But this system had been abandoned just a short time before the establishment of Darul Uloom, and this system of holding quarterly, six monthly and annual examinations, which is a good means of assessing the student's ability, labor and toil, was not in vogue. When a student finished a book under the instruction of a teacher, a higher book used to be begun without holding a test for the previous book. It is evident that in this there was no opportunity to assess and assay the student's ability, and very often even an undeserving student also used to go on crossing the stages of progress. Perceiving this defect, Darul Uloom put an end to this system and made the quarterly, half-yearly and annual examinations compulsory.

The rules that are in force in Darul Uloom in connection with examination are also sufficiently stiff. There is no rule of private examination here.
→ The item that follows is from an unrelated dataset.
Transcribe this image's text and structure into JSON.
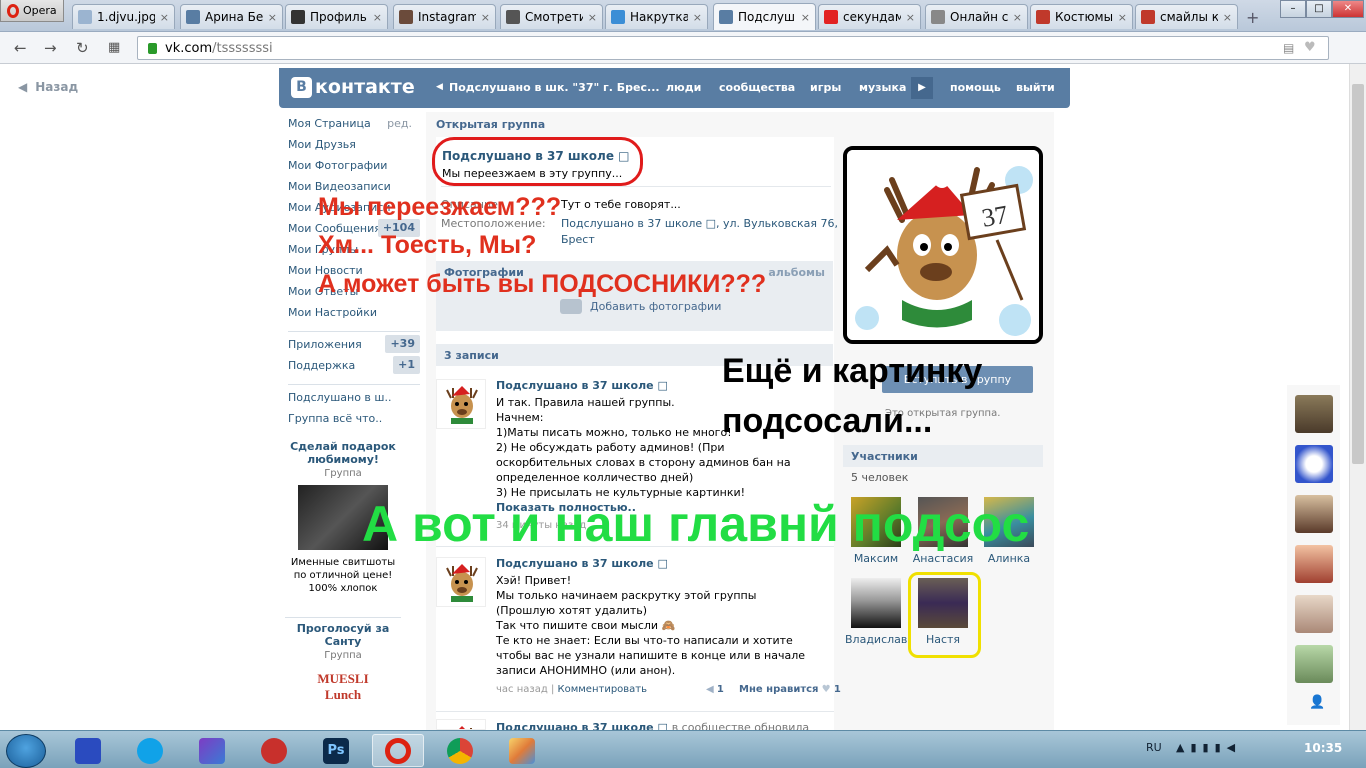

Amongst the Madrasas of India most probably it was a specialty of Bijapur only that an annual examination used to be held there, otherwise no mention of annual examination is met with in the history of other religious schools; and this much is absolutely certain that in the immediate past of the establishment of Darul Uloom the custom of annual examination was not at all there in India.



 Examination, which is the criterion of assessing the students’ educational ability and the teachers’ labour and assiduity and on which promotion to higher classes depends, is a very necessary thing. But even as Darul Uloom has been absolutely kept aloof from the influence of the government, similarly any kind of external interference in the examination' has also not been liked. The curriculum is of its own proposition and examinations too it conducts under its own supervision.
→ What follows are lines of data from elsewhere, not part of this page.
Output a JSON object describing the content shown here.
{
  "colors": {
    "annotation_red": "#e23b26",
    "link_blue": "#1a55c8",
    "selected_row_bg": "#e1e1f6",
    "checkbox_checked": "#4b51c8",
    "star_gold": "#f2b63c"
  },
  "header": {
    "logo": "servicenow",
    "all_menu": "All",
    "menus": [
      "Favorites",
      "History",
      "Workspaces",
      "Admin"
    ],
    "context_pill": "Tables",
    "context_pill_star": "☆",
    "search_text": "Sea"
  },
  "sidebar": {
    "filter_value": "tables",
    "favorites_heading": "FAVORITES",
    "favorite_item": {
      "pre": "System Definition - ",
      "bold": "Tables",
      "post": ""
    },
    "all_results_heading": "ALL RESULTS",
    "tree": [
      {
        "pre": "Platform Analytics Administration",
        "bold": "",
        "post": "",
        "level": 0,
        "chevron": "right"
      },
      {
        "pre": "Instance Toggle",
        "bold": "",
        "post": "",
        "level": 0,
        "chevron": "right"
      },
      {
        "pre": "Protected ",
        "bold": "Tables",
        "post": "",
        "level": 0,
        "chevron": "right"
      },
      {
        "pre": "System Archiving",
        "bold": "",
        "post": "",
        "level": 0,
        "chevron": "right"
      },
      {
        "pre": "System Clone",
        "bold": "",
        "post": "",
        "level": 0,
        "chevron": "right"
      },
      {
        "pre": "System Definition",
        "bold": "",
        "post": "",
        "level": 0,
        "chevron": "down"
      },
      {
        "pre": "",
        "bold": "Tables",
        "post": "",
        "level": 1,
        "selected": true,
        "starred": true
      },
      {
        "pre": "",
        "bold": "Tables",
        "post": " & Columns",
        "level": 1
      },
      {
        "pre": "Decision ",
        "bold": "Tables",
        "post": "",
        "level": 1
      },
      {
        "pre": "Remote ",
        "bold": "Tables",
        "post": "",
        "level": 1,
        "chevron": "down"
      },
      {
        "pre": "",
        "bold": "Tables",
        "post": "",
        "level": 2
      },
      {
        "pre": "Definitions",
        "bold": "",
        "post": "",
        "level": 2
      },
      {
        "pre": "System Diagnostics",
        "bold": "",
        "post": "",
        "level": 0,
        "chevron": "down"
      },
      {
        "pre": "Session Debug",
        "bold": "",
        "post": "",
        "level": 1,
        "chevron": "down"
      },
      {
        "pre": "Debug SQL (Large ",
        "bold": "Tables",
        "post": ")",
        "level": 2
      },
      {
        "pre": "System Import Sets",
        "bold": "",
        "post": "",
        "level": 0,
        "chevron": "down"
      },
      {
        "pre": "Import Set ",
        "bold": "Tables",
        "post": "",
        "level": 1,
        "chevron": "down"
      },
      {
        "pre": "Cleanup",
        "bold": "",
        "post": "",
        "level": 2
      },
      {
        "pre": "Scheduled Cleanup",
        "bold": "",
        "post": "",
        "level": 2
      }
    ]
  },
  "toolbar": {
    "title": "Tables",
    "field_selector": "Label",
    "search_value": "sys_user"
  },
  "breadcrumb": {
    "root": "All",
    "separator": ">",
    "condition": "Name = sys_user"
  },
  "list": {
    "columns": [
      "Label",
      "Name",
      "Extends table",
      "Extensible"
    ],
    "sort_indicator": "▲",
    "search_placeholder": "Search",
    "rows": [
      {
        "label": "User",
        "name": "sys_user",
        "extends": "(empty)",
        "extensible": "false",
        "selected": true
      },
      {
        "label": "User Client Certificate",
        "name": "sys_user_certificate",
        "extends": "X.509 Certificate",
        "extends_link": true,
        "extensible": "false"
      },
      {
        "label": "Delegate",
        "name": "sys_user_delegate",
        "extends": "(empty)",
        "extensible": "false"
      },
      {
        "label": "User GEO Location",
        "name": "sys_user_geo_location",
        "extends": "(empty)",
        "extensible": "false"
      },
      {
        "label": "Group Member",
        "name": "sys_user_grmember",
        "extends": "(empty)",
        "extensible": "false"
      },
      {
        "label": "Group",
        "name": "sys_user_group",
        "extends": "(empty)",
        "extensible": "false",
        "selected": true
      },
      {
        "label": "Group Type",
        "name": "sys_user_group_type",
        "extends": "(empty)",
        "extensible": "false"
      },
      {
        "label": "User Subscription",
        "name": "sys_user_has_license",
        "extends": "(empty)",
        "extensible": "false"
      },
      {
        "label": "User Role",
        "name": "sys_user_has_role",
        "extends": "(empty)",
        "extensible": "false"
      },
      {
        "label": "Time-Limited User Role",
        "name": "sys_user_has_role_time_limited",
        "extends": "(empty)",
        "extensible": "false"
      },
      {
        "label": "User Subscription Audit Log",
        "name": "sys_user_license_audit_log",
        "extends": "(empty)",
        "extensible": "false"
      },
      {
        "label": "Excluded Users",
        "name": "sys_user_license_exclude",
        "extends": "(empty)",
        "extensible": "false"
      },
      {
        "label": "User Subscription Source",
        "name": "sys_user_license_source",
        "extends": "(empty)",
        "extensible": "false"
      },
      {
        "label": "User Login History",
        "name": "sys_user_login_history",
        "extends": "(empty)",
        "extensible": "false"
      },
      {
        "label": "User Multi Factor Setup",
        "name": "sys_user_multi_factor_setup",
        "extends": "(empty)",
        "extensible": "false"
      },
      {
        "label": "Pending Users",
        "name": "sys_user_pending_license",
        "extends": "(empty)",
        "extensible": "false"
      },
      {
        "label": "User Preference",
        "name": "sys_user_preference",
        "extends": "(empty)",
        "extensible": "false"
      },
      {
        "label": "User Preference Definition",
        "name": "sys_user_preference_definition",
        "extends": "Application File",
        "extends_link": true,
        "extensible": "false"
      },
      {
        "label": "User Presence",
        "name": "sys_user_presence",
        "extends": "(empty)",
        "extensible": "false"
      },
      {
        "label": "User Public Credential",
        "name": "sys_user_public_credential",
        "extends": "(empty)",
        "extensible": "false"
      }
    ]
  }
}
The examinations here are of two kinds. One is examination for admission. It is held for those students who come from some other seminary to be admitted to Darul Uloom. Usually it is held in the month of Shawwal. Special strictness is used in this examination and very often
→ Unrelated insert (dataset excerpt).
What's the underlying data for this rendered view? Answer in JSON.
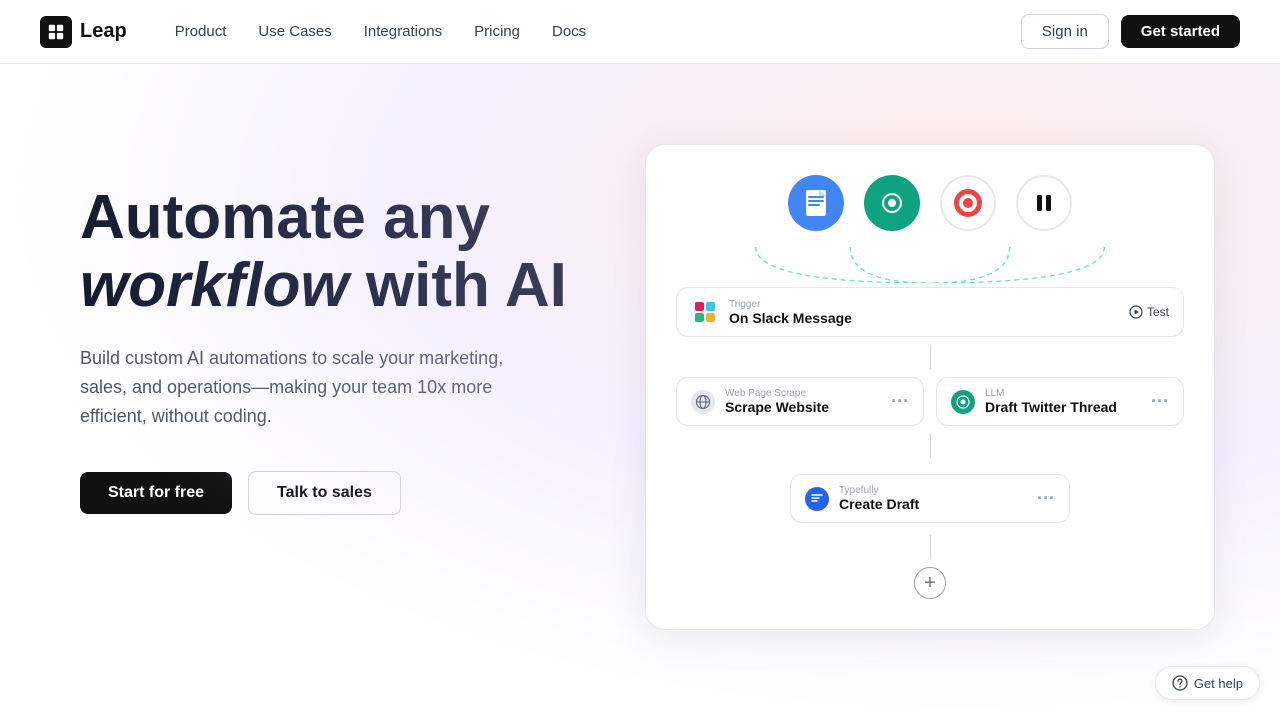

more than half of the candidates taking this examination have to return because of their failure. The other examination is" held for studies. This is held thrice in the academic year. The quarterly examination is held in the month of Safaru-Muzaffar, the six-monthly in Jamadil-Ula and the annual begins in the last week of Rajab and ends in the second ten days of the month of Sha'ban.

Extreme precaution is taken and strictest invigilation is done in. the examinations. All the examinations of the first and the second years and of some books of the third year are conducted catechetically, through viva voce and of higher classes, there is written examination. The question papers are printed with utmost precaution and under extreme secrecy.

In the examination four hours are given for answering the paper. Seats are fixed and special care is taken that the candidates may riot talk with each other in case of disobeying this rule the guilty candidates are expelled from the examination.

The hypothetical marks of the examination are 50. The detail of securing classes in the examination is as under:

, To be placed in the lowest class a successful candidate must obtain 30 to 36' marks, for the intermediate class 37 to 43, and for the highest class 44 to 50.

It should be known on this occasion that prior to Darul Uloom all the educational centers that were there in India were by and large of the nature of private institutions and it was a common factor in all of them that there was neither classification in them nor muster-rolls nor were the students compelled to choose a subsidiary book and subject with the principal book and subject. There was absolute freedom one would read whatever one liked and read as long as one wished. There was neither fixed duration for education nor any particular mode of examination. It is Darul Uloom only that takes precedence of all others in executing classification, duration of education, maintenance of muster-roll, holding of examinations, relevance of subjects and other such matters, and it is from here only that these things gradually became customary in the Arabic schools.